YOUR ASSIGNMENT: Check each line of the records below and collect those that include the word "Frequency".

LISTED ENTRIES:
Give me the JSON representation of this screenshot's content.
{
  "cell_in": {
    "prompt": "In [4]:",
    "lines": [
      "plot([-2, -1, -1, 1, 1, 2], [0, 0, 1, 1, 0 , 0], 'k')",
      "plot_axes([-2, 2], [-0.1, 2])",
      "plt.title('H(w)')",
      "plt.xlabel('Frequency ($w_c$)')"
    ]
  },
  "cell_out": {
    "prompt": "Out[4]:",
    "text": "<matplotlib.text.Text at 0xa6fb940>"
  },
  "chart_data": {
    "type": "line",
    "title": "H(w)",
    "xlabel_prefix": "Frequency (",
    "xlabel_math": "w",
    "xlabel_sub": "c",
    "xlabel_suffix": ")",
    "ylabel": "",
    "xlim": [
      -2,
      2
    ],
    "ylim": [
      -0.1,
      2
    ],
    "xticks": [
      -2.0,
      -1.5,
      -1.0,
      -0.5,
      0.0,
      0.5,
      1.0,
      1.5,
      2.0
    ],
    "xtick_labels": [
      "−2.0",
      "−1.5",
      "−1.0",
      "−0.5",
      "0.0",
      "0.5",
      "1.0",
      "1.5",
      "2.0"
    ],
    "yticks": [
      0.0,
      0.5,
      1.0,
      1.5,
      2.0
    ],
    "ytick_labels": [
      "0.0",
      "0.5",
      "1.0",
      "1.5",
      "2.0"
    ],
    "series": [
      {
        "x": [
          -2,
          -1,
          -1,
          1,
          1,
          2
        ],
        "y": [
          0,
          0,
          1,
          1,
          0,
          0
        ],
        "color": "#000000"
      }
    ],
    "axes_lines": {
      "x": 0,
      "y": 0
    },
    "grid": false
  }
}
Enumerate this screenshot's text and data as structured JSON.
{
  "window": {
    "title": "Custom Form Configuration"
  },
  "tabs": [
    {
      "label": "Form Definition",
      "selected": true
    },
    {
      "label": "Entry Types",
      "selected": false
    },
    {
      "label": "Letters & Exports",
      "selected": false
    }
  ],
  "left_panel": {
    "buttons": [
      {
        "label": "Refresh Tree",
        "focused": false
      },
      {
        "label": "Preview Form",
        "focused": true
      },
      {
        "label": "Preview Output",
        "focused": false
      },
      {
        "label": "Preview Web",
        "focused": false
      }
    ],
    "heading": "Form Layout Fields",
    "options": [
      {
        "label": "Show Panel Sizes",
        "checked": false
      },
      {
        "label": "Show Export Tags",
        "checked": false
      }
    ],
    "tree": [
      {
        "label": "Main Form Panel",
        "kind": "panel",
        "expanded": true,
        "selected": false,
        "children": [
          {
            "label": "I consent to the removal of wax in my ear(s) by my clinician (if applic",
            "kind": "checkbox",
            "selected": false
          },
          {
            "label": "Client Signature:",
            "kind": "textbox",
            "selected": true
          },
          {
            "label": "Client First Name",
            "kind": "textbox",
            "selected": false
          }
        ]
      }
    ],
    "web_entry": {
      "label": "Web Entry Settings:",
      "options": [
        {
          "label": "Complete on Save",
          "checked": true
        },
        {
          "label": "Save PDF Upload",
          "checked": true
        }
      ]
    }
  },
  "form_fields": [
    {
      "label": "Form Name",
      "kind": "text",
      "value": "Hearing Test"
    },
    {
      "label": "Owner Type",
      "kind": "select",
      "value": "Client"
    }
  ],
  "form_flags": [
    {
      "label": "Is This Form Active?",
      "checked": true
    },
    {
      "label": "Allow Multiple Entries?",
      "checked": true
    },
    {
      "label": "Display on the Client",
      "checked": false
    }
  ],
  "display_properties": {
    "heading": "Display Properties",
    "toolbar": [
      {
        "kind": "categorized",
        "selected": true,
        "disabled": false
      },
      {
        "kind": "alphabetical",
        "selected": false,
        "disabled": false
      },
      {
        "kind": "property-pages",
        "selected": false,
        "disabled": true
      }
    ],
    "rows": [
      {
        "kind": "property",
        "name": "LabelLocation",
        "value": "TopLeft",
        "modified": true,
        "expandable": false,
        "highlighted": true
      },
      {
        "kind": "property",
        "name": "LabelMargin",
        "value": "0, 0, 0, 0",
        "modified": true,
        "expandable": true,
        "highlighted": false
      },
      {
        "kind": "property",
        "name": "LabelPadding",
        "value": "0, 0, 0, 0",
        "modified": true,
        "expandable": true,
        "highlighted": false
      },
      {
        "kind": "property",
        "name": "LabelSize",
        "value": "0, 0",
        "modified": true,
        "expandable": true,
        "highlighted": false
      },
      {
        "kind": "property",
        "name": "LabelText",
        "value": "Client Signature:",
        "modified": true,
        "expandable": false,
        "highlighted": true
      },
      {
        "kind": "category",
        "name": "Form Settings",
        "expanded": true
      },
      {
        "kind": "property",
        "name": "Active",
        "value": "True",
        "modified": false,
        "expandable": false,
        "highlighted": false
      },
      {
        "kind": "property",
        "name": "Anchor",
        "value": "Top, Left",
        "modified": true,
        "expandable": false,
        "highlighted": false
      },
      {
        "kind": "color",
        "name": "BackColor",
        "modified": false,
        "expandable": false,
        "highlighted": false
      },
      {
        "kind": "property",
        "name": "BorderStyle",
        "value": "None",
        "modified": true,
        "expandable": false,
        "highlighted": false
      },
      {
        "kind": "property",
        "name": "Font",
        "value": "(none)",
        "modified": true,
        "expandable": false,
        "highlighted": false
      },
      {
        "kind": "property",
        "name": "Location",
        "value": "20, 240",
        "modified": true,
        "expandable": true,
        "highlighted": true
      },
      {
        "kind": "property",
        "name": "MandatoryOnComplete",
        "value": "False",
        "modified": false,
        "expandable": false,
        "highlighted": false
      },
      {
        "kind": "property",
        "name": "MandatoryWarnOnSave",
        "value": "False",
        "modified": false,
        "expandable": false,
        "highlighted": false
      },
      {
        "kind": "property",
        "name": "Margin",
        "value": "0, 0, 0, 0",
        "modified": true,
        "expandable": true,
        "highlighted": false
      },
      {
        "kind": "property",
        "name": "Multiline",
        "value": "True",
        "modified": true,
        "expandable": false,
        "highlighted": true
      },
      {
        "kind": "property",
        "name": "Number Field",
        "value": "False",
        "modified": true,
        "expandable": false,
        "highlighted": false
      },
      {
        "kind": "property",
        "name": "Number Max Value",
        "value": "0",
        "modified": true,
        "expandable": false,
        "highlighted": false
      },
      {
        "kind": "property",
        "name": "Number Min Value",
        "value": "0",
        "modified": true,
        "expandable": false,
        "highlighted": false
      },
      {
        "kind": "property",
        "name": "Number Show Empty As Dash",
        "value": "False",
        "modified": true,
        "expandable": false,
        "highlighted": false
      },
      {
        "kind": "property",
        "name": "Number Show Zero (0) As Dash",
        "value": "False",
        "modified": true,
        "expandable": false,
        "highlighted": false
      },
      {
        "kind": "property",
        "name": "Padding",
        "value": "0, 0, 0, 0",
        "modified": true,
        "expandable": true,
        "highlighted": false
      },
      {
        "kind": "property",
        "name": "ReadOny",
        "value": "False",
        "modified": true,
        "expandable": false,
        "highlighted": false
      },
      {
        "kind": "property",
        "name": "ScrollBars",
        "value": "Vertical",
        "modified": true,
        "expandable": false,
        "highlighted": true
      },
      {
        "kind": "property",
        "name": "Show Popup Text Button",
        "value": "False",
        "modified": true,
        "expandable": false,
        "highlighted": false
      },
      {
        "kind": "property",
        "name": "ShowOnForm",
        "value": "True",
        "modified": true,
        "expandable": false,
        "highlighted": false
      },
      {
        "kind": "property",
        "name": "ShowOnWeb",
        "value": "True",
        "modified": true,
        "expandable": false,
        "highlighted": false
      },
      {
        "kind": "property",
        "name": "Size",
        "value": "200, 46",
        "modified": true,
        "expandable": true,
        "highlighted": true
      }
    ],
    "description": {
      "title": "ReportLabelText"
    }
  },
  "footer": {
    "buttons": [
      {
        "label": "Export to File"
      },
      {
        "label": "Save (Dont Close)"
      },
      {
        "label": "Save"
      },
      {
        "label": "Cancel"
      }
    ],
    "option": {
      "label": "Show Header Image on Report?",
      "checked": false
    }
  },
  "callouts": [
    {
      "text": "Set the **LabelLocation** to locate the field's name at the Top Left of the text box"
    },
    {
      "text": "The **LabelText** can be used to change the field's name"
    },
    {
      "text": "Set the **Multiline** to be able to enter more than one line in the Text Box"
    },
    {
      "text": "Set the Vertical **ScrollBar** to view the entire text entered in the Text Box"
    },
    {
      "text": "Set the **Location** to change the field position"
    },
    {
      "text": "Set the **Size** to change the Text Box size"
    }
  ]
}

TASK RESULT:
      "plt.xlabel('Frequency ($w_c$)')"
    "xlabel_prefix": "Frequency (",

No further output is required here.